▶ **Records shown**
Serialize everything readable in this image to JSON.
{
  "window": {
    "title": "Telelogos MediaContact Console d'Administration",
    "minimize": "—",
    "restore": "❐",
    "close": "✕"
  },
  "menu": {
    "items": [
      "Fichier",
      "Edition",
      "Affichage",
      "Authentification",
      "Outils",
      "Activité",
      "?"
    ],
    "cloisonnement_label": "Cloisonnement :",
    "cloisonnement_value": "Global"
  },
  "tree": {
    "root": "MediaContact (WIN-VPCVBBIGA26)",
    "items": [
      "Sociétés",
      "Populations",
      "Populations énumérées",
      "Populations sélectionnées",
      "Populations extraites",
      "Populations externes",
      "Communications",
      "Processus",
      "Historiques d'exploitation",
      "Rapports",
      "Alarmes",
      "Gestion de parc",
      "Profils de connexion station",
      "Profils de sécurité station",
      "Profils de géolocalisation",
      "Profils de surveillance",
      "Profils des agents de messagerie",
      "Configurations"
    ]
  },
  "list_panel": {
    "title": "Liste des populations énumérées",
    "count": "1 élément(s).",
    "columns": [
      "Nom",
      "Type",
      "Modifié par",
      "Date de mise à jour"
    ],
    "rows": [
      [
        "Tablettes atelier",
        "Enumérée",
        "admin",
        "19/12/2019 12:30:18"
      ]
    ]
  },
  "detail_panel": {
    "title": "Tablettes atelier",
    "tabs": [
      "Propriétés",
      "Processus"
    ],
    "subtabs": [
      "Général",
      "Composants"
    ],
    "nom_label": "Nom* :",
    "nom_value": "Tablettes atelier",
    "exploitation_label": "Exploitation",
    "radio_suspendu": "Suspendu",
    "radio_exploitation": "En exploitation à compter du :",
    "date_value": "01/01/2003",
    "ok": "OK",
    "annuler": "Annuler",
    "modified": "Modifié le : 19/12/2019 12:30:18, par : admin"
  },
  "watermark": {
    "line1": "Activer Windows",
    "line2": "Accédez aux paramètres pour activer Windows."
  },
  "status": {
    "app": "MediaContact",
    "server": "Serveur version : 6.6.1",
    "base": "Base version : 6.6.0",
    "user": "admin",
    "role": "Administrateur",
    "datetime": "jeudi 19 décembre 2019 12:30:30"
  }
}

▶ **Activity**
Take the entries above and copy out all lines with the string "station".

▶ **Solution below**
      "Profils de connexion station",
      "Profils de sécurité station",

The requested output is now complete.